▸ **Required action**
Taking the line that contains "Output a JSON" as the first, copy each line exactly up to and including the last line below.

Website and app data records
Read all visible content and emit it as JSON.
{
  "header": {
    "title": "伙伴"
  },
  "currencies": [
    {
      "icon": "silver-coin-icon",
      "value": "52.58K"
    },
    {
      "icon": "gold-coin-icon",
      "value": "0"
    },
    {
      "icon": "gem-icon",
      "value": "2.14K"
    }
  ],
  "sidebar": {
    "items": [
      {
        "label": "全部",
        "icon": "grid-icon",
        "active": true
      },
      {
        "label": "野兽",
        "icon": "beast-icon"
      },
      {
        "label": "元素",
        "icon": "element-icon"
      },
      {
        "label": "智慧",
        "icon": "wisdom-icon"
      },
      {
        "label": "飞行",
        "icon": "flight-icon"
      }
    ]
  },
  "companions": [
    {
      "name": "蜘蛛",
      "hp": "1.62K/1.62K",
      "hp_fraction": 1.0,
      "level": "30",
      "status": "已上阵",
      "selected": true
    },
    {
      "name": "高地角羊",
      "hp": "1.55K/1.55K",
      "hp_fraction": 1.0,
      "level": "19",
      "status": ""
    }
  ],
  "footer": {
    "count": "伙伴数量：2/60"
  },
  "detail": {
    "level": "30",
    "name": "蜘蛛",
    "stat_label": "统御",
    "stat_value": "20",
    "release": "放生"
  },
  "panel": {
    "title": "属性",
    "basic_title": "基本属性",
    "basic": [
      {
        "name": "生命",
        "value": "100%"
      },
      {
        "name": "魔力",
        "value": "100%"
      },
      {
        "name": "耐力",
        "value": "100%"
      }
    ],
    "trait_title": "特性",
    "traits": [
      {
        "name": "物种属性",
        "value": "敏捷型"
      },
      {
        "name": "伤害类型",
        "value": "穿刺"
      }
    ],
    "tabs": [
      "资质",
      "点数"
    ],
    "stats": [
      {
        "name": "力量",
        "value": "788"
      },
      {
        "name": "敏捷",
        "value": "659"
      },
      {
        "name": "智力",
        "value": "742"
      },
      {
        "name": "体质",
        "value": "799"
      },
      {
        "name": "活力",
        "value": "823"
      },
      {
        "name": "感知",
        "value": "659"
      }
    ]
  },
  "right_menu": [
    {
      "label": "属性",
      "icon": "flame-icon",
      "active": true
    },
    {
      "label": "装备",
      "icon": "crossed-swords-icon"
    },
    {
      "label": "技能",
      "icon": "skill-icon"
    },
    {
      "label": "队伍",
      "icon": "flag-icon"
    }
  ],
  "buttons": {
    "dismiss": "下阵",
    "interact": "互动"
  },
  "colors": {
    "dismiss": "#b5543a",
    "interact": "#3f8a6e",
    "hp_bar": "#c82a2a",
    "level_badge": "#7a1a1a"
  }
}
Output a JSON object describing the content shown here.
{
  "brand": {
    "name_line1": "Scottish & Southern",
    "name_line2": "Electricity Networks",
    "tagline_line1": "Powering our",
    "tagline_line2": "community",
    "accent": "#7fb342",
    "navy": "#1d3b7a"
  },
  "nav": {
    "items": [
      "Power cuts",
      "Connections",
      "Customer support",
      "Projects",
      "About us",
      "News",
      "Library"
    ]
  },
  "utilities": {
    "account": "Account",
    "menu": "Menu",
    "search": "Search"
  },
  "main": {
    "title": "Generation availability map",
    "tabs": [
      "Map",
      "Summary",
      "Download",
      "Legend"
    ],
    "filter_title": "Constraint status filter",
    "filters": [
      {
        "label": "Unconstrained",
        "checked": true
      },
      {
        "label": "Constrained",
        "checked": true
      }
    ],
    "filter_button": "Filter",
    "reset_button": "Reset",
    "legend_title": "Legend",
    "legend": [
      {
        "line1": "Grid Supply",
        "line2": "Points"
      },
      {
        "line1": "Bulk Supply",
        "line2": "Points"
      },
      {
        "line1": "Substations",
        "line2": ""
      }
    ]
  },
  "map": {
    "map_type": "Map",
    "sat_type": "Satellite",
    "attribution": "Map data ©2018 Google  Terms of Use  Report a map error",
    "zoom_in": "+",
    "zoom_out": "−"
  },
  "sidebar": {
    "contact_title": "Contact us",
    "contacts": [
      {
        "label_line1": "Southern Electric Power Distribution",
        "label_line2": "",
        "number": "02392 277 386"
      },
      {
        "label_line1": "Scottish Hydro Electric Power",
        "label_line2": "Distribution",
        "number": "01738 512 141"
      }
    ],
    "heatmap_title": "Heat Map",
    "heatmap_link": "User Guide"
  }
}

▸ **Exercise response**
Output a JSON object describing the content shown here.
{
  "brand": {
    "name_line1": "Scottish & Southern",
    "name_line2": "Electricity Networks",
    "tagline_line1": "Powering our",
    "tagline_line2": "community",
    "accent": "#7fb342",
    "navy": "#1d3b7a"
  },
  "nav": {
    "items": [
      "Power cuts",
      "Connections",
      "Customer support",
      "Projects",
      "About us",
      "News",
      "Library"
    ]
  },
  "utilities": {
    "account": "Account",
    "menu": "Menu",
    "search": "Search"
  },
  "main": {
    "title": "Generation availability map",
    "tabs": [
      "Map",
      "Summary",
      "Download",
      "Legend"
    ],
    "filter_title": "Constraint status filter",
    "filters": [
      {
        "label": "Unconstrained",
        "checked": true
      },
      {
        "label": "Constrained",
        "checked": true
      }
    ],
    "filter_button": "Filter",
    "reset_button": "Reset",
    "legend_title": "Legend",
    "legend": [
      {
        "line1": "Grid Supply",
        "line2": "Points"
      },
      {
        "line1": "Bulk Supply",
        "line2": "Points"
      },
      {
        "line1": "Substations",
        "line2": ""
      }
    ]
  },
  "map": {
    "map_type": "Map",
    "sat_type": "Satellite",
    "attribution": "Map data ©2018 Google  Terms of Use  Report a map error",
    "zoom_in": "+",
    "zoom_out": "−"
  },
  "sidebar": {
    "contact_title": "Contact us",
    "contacts": [
      {
        "label_line1": "Southern Electric Power Distribution",
        "label_line2": "",
        "number": "02392 277 386"
      },
      {
        "label_line1": "Scottish Hydro Electric Power",
        "label_line2": "Distribution",
        "number": "01738 512 141"
      }
    ],
    "heatmap_title": "Heat Map",
    "heatmap_link": "User Guide"
  }
}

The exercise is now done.